screened Saturday, January 20, 2007 on DVD IMDb I - Thou shalt not treat thine characters as pawns shuttled around in a grand narrative about universal suffering. It was pretentious back in 1915 when it was called Intolerance (TSPDT # 46),and it still is today, only now it's no longer innovative.
II - Thou shalt not have thine characters acting abrasively stupid all the time. The kids shooting the bus as mindless target practice, stupid but set up rather believably. Illegal Mexican nanny taking her two white charges south of the border for her son's wedding? Really foolish.

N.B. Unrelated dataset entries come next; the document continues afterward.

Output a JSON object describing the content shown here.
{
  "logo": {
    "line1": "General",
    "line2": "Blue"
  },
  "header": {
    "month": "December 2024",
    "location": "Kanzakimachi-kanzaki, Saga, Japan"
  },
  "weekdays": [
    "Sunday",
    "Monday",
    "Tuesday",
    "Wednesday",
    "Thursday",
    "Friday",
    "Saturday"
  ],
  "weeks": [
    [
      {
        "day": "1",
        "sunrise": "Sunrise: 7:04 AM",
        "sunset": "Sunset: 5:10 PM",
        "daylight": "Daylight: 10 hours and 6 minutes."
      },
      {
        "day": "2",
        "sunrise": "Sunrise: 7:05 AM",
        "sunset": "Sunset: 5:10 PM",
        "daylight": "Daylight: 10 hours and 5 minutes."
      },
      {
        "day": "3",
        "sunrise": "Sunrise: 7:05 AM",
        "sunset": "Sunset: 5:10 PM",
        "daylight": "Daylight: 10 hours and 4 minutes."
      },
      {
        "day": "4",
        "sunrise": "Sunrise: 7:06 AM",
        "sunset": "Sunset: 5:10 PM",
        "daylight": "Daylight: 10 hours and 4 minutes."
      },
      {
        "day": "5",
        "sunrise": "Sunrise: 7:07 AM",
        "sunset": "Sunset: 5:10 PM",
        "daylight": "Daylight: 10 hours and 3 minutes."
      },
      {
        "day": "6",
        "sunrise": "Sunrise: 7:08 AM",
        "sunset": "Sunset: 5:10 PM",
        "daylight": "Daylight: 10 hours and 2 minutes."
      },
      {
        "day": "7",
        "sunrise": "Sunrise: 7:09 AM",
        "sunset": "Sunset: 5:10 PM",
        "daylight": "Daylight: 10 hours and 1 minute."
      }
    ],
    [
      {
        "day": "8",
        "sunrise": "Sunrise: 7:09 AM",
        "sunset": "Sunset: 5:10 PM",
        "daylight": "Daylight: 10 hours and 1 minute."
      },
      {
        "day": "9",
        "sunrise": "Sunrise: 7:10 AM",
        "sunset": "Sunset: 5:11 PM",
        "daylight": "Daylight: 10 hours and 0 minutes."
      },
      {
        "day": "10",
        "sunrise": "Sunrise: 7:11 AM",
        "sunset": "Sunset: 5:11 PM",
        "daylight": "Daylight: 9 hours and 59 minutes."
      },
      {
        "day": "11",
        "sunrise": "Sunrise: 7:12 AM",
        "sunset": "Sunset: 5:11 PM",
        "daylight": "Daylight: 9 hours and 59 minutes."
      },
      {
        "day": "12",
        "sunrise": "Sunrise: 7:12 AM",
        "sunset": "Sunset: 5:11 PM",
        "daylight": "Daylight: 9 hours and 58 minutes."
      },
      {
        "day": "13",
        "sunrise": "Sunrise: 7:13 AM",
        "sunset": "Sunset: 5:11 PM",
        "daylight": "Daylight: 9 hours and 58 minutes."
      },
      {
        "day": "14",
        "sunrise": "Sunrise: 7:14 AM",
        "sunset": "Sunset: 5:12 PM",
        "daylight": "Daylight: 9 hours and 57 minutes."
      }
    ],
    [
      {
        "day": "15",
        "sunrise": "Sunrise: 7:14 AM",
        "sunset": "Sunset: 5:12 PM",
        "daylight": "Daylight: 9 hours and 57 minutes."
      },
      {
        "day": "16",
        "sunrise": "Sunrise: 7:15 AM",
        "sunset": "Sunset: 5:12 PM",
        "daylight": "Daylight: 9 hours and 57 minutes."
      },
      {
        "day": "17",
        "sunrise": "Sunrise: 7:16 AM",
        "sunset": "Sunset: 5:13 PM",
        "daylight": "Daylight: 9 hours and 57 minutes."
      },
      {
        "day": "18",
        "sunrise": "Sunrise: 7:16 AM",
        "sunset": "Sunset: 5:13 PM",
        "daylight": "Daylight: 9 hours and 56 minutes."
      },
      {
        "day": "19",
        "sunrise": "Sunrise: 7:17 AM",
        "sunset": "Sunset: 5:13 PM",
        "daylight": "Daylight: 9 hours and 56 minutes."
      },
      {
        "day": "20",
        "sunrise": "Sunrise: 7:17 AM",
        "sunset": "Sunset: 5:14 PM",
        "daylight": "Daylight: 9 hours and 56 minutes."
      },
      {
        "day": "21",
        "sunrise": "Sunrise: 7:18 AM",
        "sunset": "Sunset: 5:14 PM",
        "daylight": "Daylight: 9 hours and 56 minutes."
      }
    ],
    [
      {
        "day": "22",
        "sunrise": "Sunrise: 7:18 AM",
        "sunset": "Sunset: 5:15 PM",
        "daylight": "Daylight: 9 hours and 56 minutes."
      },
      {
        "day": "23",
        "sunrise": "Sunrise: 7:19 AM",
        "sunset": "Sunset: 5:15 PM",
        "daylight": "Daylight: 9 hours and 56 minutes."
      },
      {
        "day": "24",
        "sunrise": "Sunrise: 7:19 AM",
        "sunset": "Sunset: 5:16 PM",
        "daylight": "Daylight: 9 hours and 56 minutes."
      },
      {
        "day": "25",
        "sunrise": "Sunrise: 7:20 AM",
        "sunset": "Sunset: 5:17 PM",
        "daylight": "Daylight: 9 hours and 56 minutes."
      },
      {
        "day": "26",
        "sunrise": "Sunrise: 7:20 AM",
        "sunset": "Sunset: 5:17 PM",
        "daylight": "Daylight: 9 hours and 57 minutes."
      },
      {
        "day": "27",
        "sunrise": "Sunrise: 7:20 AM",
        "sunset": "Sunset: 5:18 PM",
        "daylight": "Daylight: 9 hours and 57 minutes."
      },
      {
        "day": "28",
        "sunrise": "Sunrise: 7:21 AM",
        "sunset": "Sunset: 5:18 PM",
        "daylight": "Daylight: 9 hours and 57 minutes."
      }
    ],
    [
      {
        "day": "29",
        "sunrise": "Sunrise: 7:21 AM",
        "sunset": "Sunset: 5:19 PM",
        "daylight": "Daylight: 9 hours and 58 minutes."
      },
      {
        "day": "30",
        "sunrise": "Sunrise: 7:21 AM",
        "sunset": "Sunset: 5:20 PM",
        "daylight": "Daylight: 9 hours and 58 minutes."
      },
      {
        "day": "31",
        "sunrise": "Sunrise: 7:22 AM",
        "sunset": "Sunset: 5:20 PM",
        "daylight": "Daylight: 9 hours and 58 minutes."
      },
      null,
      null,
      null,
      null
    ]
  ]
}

By the time we get to Brad Pitt ranting and raving in the desert surrounded by grouper-mouthed Moroccan villagers, it's clear that Inarritu rigged these scenarios for maximum histronics and all feels contrived.
III - Thou shalt not pass bogus and nonconsequential coincidences off on viewer as rationalizations to connect unrelated stories. The Japanese story is the most interesting (i.e. least cliched) story of the three, but it has virtually no relationship to the other stories, not even as a point of parallel comparison. (As a somewhat related aside, I couldn't help noticing an odd cut -- from Rinko Kikuch flashing her pubes at some teenage boys to a shot of hairy goats climbing a hill in Morocco. ?????) Maybe there was no way Inarritu could have gotten the Japanese part made without appending it to the Pitt-Blanchett project, but all it does is show the superficiality behind Inarritu's outsized ambition to make a movie that spans three continents.
IV - Thou shalt not take thyself too seriously and instead look for moments of disarming humor. Take a page from your buddy Alfonso Cuaron -- one might call Children of Men pretentious but it was a heck of a lot of fun.
V - Thou shalt not waste Cate Blanchett (well I guess having oneself pee in a breadpan while oozing blood in her shoulder is a challenge to which all actors aspire)
Would love to be able to push this to ten... suggestions welcome!